Business Law by Tom Ramsey
July 2nd, 2013 – Under California law, covenants not to compete are generally unenforceable. An exception to this rule is stated in the California Business & Professions Code, which permits the enforcement of such covenants when they are entered into in connection with the sale of a business, because they protect the goodwill of the business being sold.
To no one’s surprise, enterprising individuals continually explore ways to get around this restriction.
In 2005, Michael Maas was employed by Crave Entertainment Group, Inc. He was also a shareholder. In connection with the sale of his stock to Crave, he agreed not to compete with Crave for three years. So far, so good.
After the sale, Michael remained a Crave employee pursuant to an employment with Crave. The employment agreement contained a separate, and additional, one-year covenant not to compete. The one-year period would start to run when Michael’s employment with Crave ended.
Three years later, Michael resigned as a Crave employee. By then, the three-year covenant not to compete, set forth in the stock purchase agreement, had expired. All that remained was the one-year covenant not to compete that was contained in the employment agreement.

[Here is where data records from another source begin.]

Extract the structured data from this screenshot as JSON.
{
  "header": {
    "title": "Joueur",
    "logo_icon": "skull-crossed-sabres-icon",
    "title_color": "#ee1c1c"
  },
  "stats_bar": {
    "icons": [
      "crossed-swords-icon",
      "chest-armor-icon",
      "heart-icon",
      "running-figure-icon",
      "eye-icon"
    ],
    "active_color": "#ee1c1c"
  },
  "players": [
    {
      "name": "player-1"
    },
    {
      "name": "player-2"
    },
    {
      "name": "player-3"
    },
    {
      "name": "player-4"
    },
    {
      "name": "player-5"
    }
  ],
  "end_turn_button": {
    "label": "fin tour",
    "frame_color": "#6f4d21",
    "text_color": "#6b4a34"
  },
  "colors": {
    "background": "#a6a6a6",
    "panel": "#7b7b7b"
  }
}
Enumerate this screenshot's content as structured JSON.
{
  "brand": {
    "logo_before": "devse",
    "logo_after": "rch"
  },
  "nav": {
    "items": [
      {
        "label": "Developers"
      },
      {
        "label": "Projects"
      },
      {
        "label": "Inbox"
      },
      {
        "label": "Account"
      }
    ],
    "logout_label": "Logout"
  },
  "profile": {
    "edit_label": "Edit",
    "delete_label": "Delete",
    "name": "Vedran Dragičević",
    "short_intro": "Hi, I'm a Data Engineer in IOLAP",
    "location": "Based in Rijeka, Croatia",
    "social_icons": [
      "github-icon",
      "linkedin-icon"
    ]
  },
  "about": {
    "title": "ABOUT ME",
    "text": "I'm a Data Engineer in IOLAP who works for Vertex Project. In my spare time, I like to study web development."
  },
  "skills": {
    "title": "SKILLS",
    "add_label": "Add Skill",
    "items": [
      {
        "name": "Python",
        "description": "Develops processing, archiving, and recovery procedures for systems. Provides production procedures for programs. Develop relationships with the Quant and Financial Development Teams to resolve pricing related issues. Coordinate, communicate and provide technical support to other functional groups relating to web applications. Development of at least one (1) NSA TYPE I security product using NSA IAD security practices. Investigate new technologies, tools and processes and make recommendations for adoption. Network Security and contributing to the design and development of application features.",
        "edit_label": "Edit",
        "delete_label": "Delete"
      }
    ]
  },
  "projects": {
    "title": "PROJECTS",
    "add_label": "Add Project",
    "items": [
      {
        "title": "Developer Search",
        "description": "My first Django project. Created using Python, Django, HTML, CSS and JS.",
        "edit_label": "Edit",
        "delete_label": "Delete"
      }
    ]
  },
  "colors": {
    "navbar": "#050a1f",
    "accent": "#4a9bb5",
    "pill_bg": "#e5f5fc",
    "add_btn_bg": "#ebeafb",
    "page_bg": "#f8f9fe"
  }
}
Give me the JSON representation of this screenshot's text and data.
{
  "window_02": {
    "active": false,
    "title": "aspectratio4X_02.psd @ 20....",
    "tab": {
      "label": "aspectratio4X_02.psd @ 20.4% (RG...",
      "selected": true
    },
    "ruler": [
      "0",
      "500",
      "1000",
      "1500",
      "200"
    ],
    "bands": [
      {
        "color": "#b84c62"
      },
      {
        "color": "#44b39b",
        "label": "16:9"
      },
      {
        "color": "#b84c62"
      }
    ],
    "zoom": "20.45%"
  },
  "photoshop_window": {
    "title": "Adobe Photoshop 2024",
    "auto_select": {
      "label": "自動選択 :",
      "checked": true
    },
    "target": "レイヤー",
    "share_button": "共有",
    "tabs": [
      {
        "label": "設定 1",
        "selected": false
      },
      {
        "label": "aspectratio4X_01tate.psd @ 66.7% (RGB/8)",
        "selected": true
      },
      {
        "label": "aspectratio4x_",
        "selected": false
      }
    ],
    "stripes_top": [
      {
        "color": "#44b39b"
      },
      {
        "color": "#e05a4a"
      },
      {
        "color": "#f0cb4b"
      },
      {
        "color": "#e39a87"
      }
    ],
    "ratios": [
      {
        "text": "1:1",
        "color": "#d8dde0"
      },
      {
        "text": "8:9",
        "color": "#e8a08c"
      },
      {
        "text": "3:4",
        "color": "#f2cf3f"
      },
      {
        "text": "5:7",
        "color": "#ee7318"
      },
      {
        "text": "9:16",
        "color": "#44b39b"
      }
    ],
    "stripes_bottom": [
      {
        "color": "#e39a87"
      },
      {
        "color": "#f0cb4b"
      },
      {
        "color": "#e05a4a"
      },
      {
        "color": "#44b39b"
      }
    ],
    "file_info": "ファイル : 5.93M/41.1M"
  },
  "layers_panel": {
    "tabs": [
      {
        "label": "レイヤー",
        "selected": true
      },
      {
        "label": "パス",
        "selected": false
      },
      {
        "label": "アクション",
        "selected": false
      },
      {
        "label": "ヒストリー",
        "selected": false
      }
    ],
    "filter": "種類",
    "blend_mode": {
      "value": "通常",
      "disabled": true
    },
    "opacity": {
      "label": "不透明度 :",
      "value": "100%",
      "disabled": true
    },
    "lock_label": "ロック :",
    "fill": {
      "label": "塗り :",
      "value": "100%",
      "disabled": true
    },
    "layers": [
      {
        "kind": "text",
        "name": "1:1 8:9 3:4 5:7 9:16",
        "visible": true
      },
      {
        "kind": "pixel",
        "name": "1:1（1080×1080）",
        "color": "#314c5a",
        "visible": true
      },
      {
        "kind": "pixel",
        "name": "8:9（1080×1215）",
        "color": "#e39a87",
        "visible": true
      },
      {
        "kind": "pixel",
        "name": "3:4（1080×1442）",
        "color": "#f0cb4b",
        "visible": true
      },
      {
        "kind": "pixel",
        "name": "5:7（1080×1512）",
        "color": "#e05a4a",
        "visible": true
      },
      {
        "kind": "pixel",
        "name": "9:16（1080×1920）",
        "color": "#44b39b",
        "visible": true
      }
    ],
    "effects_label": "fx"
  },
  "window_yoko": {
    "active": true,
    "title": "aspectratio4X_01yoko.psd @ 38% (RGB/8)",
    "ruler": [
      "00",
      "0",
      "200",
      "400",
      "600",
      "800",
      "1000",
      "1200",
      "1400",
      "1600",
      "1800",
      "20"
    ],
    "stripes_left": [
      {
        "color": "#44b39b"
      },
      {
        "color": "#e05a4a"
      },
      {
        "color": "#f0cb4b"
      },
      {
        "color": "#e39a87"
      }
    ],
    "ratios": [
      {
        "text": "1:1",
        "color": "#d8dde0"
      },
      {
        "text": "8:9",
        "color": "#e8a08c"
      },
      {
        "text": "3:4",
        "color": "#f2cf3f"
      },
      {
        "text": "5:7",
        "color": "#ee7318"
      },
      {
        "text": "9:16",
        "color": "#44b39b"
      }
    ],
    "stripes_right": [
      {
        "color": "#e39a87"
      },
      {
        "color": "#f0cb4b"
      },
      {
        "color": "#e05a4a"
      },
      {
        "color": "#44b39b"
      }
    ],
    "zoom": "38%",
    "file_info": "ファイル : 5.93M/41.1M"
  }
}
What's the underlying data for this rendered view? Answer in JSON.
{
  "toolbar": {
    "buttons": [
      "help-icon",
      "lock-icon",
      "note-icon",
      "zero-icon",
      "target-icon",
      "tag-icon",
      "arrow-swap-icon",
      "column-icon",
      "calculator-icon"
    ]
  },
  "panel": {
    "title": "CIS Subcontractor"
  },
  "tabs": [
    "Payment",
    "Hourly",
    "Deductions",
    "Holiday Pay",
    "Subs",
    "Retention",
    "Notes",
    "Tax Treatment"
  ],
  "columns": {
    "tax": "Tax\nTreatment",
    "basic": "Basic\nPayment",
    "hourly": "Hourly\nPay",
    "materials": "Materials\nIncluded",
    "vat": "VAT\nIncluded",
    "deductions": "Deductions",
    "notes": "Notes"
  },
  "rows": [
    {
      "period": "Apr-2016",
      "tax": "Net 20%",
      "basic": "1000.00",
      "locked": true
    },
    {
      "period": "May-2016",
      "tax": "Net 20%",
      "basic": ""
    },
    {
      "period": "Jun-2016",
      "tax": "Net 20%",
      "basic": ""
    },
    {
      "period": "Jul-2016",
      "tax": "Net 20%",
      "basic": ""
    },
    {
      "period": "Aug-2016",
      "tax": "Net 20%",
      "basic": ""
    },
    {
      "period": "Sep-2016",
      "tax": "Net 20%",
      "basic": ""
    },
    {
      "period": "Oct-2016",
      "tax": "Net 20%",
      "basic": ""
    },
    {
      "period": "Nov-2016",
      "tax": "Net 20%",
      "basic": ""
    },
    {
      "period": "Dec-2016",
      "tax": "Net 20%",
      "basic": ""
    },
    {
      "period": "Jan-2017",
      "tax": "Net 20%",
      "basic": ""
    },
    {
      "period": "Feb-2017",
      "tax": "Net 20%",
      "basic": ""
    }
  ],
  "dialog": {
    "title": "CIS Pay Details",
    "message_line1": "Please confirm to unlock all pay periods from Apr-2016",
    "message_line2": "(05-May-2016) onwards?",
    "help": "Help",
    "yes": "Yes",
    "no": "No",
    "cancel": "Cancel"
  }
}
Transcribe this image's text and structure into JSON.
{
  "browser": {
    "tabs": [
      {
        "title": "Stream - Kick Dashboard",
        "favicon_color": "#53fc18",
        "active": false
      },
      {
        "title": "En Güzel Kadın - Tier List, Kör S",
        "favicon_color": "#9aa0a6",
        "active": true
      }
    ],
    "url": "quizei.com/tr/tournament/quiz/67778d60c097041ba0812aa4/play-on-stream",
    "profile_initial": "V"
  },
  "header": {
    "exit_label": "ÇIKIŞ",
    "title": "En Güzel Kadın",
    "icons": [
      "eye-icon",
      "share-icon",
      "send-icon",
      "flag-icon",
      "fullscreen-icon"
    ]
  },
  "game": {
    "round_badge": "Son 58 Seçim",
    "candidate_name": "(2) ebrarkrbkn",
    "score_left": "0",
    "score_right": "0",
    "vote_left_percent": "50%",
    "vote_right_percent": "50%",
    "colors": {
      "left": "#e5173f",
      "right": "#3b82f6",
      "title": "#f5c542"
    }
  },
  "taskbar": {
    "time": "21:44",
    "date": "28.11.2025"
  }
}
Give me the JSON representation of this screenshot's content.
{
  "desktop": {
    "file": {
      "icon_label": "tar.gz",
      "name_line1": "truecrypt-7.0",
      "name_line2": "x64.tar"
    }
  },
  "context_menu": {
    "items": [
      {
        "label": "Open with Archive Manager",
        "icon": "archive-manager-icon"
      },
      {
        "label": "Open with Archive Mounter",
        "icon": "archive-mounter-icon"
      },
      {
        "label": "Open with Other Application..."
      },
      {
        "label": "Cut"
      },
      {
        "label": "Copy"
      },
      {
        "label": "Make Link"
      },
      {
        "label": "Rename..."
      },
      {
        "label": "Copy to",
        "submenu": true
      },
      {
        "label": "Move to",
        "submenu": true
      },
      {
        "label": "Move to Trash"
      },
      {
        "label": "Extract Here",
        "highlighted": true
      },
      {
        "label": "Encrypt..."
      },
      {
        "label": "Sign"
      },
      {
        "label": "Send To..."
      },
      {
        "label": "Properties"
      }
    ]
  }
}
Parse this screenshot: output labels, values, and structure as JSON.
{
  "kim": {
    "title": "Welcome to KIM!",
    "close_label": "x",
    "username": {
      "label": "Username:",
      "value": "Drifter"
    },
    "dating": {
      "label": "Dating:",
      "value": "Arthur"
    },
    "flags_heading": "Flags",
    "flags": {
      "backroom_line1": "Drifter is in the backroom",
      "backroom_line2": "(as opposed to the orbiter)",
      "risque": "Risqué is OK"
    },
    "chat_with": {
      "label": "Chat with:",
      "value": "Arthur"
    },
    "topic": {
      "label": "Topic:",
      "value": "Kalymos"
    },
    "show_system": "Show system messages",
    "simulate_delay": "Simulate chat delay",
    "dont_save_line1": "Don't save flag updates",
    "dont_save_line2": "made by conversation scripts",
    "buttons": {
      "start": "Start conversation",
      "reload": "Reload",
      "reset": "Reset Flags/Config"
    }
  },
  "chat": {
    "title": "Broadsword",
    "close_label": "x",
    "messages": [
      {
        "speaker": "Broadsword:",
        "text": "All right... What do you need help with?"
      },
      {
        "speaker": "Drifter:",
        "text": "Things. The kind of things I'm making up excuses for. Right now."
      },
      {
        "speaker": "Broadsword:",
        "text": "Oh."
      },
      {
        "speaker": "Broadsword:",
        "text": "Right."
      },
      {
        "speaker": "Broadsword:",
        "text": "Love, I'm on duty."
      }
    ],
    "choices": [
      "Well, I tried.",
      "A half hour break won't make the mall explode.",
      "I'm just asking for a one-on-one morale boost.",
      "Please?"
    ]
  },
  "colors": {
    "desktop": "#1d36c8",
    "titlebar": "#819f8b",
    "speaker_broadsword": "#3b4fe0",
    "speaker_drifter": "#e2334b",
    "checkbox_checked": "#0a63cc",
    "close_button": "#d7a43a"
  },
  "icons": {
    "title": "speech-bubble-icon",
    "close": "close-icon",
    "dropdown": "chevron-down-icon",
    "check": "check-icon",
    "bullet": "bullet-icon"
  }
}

About six months later, Michael began working for Solutions 2 Go, Inc., a competitor of Crave. Parenthetically, during this period, the ownership of Crave changed, as did its name. However, to keep the story simple, the employer’s identity will remain as “Crave.”
Crave sued Michael for breaching his employment agreement. For good measure, Crave also sued Solutions 2 Go, Inc., for interference with the noncompetition provisions of Michael’s employment agreement.
At this point in time, the only basis for Crave’s lawsuit would be the one-year covenant not to compete. Unless it satisfied the exception contained in the Business and Professions Code, it is unenforceable: It depended entirely on the provisions of the California Business and Professions Code for its survival.
Michael and Solutions 2 Go, Inc., prevailed at the trial court level. The trial court found that this covenant was not enforceable.
The Court of Appeal decided that since the stock purchase agreement and the employment agreement are part of a single transaction, they must be read together. As it would turn out, determining that the two agreements are part of a single transaction would be of no assistance to Crave.
Crave contended that since both agreements must be read together, the one-year covenant is part of value received by Crave from the sale of its stock by Michael. It therefore fell within the exception and should be enforced.
The Court of Appeal found that the restrictions in the two covenants not to complete were rather different.
First, the agreement tied to the sale of Michael’s stock was focused on protecting Crave’s goodwill. It prevented Michael from setting up or assisting someone else in setting up a business to compete with Crave. This covenant not to compete protected the goodwill of Crave for three full years and fit within the provisions of the Business and Professions Code allowing such covenants.
By contrast, the employment agreement’s covenant not to compete was much broader. It prevented Michael from making sales contacts or making actual sales to anyone who was Crave’s customer or potential customer during the two years prior to the termination of Michael’s employment or assisting others in doing so. It also prevented Michael from working for or owning an interest in any business that was in the same business as, or would compete with, Crave. Finally, it prevented Michael from employing or soliciting for employment any of Crave’s employees or consultants. This set of restrictions had nothing to do with protecting Crave’s goodwill. It affected Michael’s right to be employed in the future and, in this case, for a year after the end of the three-year period of the purchase agreement’s covenant.
The Court of Appeal concluded that the employment agreement’s covenant not to compete was targeted at Michael’s fundamental right to pursue his profession. As such, it is not enforceable.
The judgment of the trial court was affirmed.
The case is entitled Fillpoint, LLC v. Maas. It was decided in 2012.
(Tom Ramsey is a Long Beach attorney who has specialized in business law for more than 40 years. He may be reached at firstname.lastname@example.org.)